Records from a data collection —
────────────────────
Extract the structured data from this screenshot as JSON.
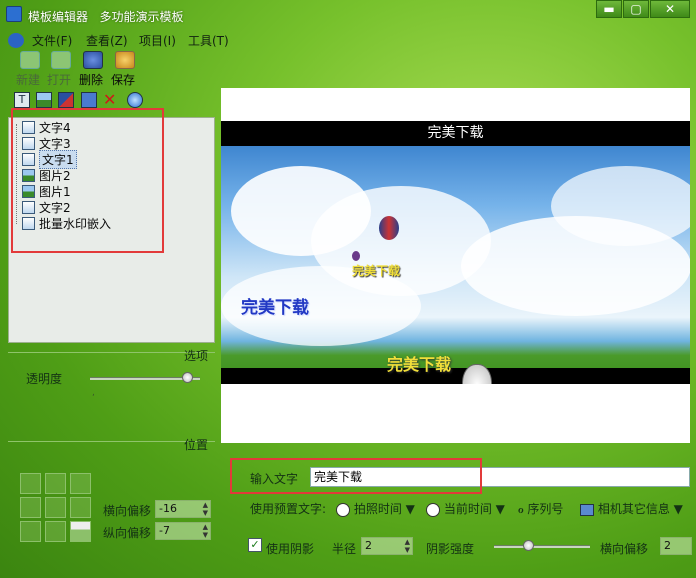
{
  "window": {
    "title": "模板编辑器",
    "subtitle": "多功能演示模板",
    "btn_minimize": "▬",
    "btn_maximize": "▢",
    "btn_close": "✕"
  },
  "menu": {
    "file": "文件(F)",
    "view": "查看(Z)",
    "item": "项目(I)",
    "tools": "工具(T)"
  },
  "toolbar": {
    "new": "新建",
    "open": "打开",
    "delete": "删除",
    "save": "保存"
  },
  "tree": {
    "items": [
      "文字4",
      "文字3",
      "文字1",
      "图片2",
      "图片1",
      "文字2",
      "批量水印嵌入"
    ],
    "selected": "文字1"
  },
  "options": {
    "section_label": "选项",
    "opacity_label": "透明度",
    "opacity_value": 0.88,
    "position_label": "位置",
    "h_offset_label": "横向偏移",
    "h_offset_value": "-16",
    "v_offset_label": "纵向偏移",
    "v_offset_value": "-7"
  },
  "preview": {
    "top_bar_text": "完美下载",
    "wm_yellow_small": "完美下载",
    "wm_blue": "完美下载",
    "wm_yellow_large": "完美下载",
    "bottom_bar_text": "完美下载"
  },
  "text_input": {
    "label": "输入文字",
    "value": "完美下载"
  },
  "preset": {
    "label": "使用预置文字:",
    "shot_time": "拍照时间",
    "current_time": "当前时间",
    "serial": "序列号",
    "camera_info": "相机其它信息"
  },
  "shadow": {
    "use_shadow_label": "使用阴影",
    "use_shadow_checked": true,
    "radius_label": "半径",
    "radius_value": "2",
    "strength_label": "阴影强度",
    "strength_value": 0.35,
    "h_offset_label": "横向偏移",
    "h_offset_value": "2"
  },
  "colors": {
    "theme_green": "#5aa81c",
    "highlight_red": "#e23a3a"
  }
}
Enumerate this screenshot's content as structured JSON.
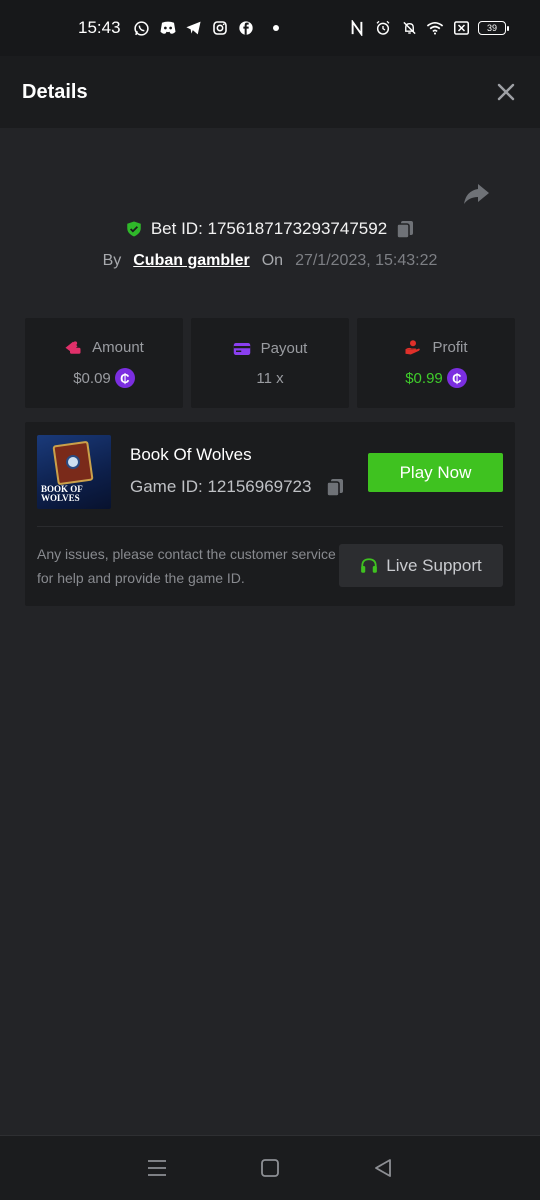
{
  "status_bar": {
    "time": "15:43",
    "battery": "39",
    "notification_icons": [
      "whatsapp-icon",
      "discord-icon",
      "telegram-icon",
      "instagram-icon",
      "facebook-icon"
    ],
    "system_icons": [
      "nfc-icon",
      "alarm-icon",
      "mute-icon",
      "wifi-icon",
      "no-sim-icon"
    ]
  },
  "header": {
    "title": "Details"
  },
  "bet": {
    "bet_id_label": "Bet ID: 1756187173293747592",
    "by_label": "By",
    "user": "Cuban gambler",
    "on_label": "On",
    "date": "27/1/2023, 15:43:22"
  },
  "stats": {
    "amount_label": "Amount",
    "amount_value": "$0.09",
    "payout_label": "Payout",
    "payout_value": "11 x",
    "profit_label": "Profit",
    "profit_value": "$0.99",
    "coin_symbol": "₵"
  },
  "game": {
    "name": "Book Of Wolves",
    "id_label": "Game ID: 12156969723",
    "play_label": "Play Now",
    "thumb_text_1": "BOOK OF",
    "thumb_text_2": "WOLVES",
    "issue_text": "Any issues, please contact the customer service for help and provide the game ID.",
    "support_label": "Live Support"
  },
  "colors": {
    "background": "#232427",
    "card": "#1b1c1e",
    "accent_green": "#3fc220",
    "profit_green": "#3fcc2b",
    "coin_purple": "#7b2ee0",
    "amount_icon": "#e0306a",
    "payout_icon": "#8a3ff0",
    "profit_icon": "#e0302a"
  }
}
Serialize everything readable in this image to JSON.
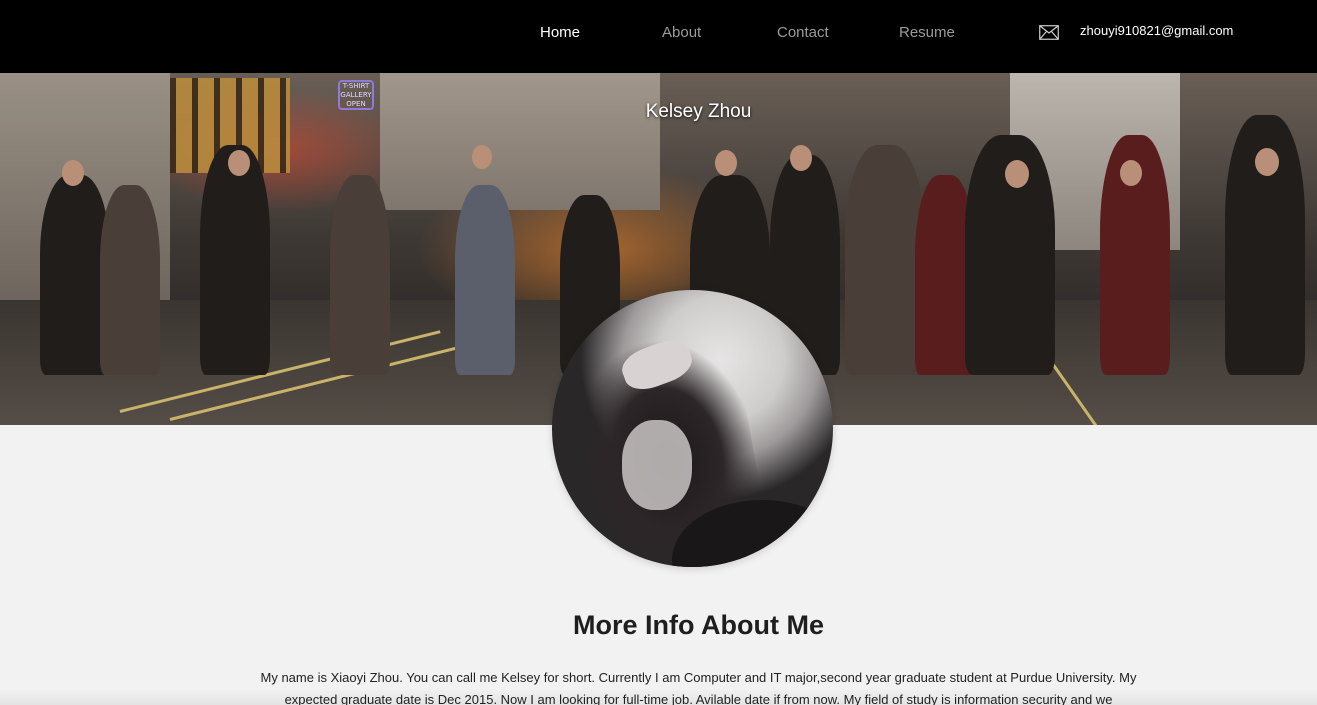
{
  "nav": {
    "items": [
      {
        "label": "Home",
        "active": true
      },
      {
        "label": "About",
        "active": false
      },
      {
        "label": "Contact",
        "active": false
      },
      {
        "label": "Resume",
        "active": false
      }
    ],
    "email": "zhouyi910821@gmail.com",
    "email_icon": "envelope-icon"
  },
  "hero": {
    "subtitle": "Kelsey Zhou",
    "sign_text": "T-SHIRT GALLERY OPEN"
  },
  "about": {
    "heading": "More Info About Me",
    "bio": "My name is Xiaoyi Zhou. You can call me Kelsey for short. Currently I am Computer and IT major,second year graduate student at Purdue University. My expected graduate date is Dec 2015. Now I am looking for full-time job. Avilable date if from now. My field of study is information security and we"
  },
  "colors": {
    "navbar_bg": "#000000",
    "nav_active": "#ffffff",
    "nav_inactive": "#9b9b9b",
    "page_bg": "#f2f2f2",
    "heading_text": "#1e1e1e"
  }
}
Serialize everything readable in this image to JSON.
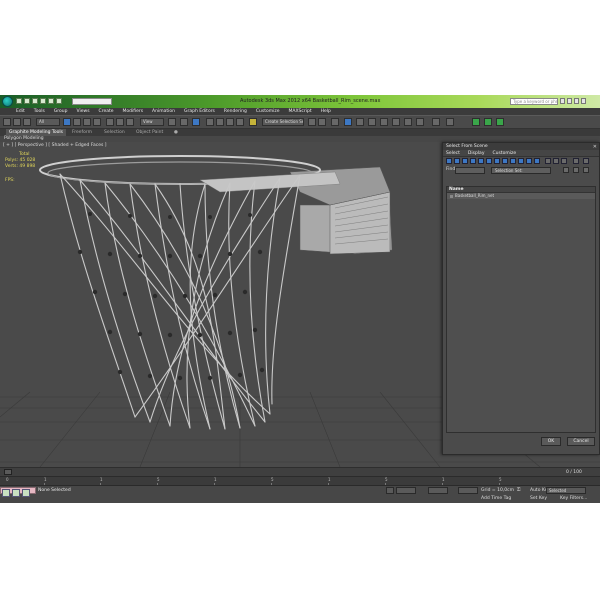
{
  "window": {
    "title": "Autodesk 3ds Max  2012 x64      Basketball_Rim_scene.max",
    "workspace": "",
    "search_placeholder": "Type a keyword or phrase"
  },
  "menu": [
    "Edit",
    "Tools",
    "Group",
    "Views",
    "Create",
    "Modifiers",
    "Animation",
    "Graph Editors",
    "Rendering",
    "Customize",
    "MAXScript",
    "Help"
  ],
  "toolbar": {
    "filter_select": "All",
    "view_select": "View",
    "selection_set": "Create Selection Se"
  },
  "ribbon": {
    "tabs": [
      "Graphite Modeling Tools",
      "Freeform",
      "Selection",
      "Object Paint"
    ],
    "active_tab": "Graphite Modeling Tools",
    "panel": "Polygon Modeling"
  },
  "viewport": {
    "label": "[ + ] [ Perspective ] [ Shaded + Edged Faces ]",
    "stats_header": "Total",
    "polys_label": "Polys:",
    "polys_value": "45 028",
    "verts_label": "Verts:",
    "verts_value": "49 898",
    "fps_label": "FPS:"
  },
  "dialog": {
    "title": "Select From Scene",
    "close": "✕",
    "tabs": [
      "Select",
      "Display",
      "Customize"
    ],
    "find_label": "Find:",
    "selection_set_label": "Selection Set:",
    "column_name": "Name",
    "items": [
      "Basketball_Rim_net"
    ],
    "ok": "OK",
    "cancel": "Cancel"
  },
  "timeline": {
    "counter": "0 / 100",
    "ticks": [
      "0",
      "1",
      "5",
      "10",
      "15",
      "20",
      "25",
      "30",
      "35",
      "40",
      "45",
      "50",
      "55",
      "60",
      "65",
      "70",
      "75",
      "80",
      "85",
      "90"
    ]
  },
  "status": {
    "selection": "None Selected",
    "x": "",
    "y": "",
    "z": "",
    "grid": "Grid = 10,0cm",
    "auto_key": "Auto Key",
    "auto_key_value": "Selected",
    "set_key": "Set Key",
    "key_filters": "Key Filters...",
    "add_time_tag": "Add Time Tag"
  },
  "colors": {
    "title_gradient_start": "#1a5c28",
    "title_gradient_end": "#cfe9a6",
    "viewport_bg": "#4a4a4a",
    "stats_yellow": "#e3d85a",
    "accent_blue": "#3d78c4"
  }
}
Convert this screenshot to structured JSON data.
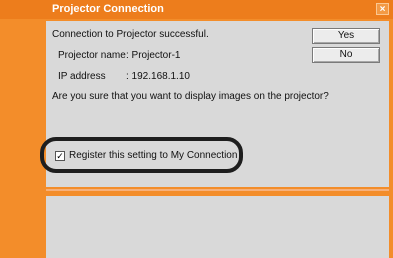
{
  "window": {
    "title": "Projector Connection",
    "close_glyph": "×",
    "accent_color": "#ed7d1c"
  },
  "dialog": {
    "status_text": "Connection to Projector successful.",
    "projector_name_label": "Projector name",
    "projector_name_value": ":  Projector-1",
    "ip_label": "IP address",
    "ip_value": ":  192.168.1.10",
    "question": "Are you sure that you want to display images on the projector?",
    "yes_label": "Yes",
    "no_label": "No",
    "checkbox_label": "Register this setting to My Connection",
    "checkbox_checked": true,
    "checkbox_glyph": "✓"
  }
}
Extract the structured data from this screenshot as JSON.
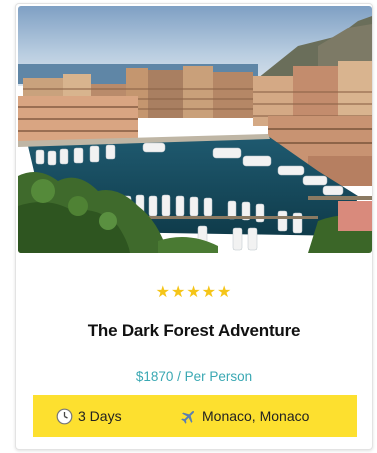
{
  "tour": {
    "rating_stars": 5,
    "title": "The Dark Forest Adventure",
    "price": "$1870 / Per Person",
    "duration": "3 Days",
    "location": "Monaco, Monaco"
  },
  "icons": {
    "star": "star-icon",
    "duration": "clock-icon",
    "location": "airplane-icon"
  },
  "colors": {
    "star": "#f5c518",
    "price": "#3aa8b3",
    "info_bar": "#fde02f"
  }
}
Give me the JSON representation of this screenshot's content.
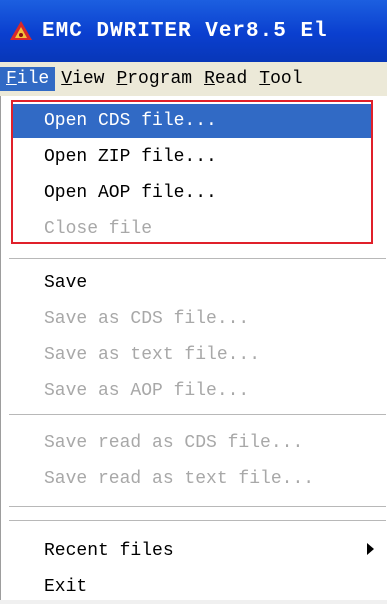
{
  "window": {
    "title": "EMC DWRITER Ver8.5  El"
  },
  "menubar": {
    "items": [
      {
        "label": "File",
        "mnemonic": "F"
      },
      {
        "label": "View",
        "mnemonic": "V"
      },
      {
        "label": "Program",
        "mnemonic": "P"
      },
      {
        "label": "Read",
        "mnemonic": "R"
      },
      {
        "label": "Tool",
        "mnemonic": "T"
      }
    ]
  },
  "file_menu": {
    "items": [
      {
        "label": "Open CDS file...",
        "enabled": true,
        "selected": true
      },
      {
        "label": "Open ZIP  file...",
        "enabled": true
      },
      {
        "label": "Open AOP  file...",
        "enabled": true
      },
      {
        "label": "Close file",
        "enabled": false
      },
      {
        "label": "Save",
        "enabled": true
      },
      {
        "label": "Save as CDS file...",
        "enabled": false
      },
      {
        "label": "Save as text file...",
        "enabled": false
      },
      {
        "label": "Save as AOP file...",
        "enabled": false
      },
      {
        "label": "Save read as CDS file...",
        "enabled": false
      },
      {
        "label": "Save read as text file...",
        "enabled": false
      },
      {
        "label": "Recent files",
        "enabled": true,
        "submenu": true
      },
      {
        "label": "Exit",
        "enabled": true
      }
    ]
  },
  "colors": {
    "title_bar": "#0a3fcf",
    "selection": "#316ac5",
    "annotation_box": "#e0202a",
    "disabled_text": "#a8a8a8"
  }
}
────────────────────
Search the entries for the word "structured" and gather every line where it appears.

THE COMPLETED TASK —
Extract the structured data from this screenshot as JSON.
Enumerate this screenshot's content as structured JSON.
Convert this screenshot to structured JSON data.
Extract the structured data from this screenshot as JSON.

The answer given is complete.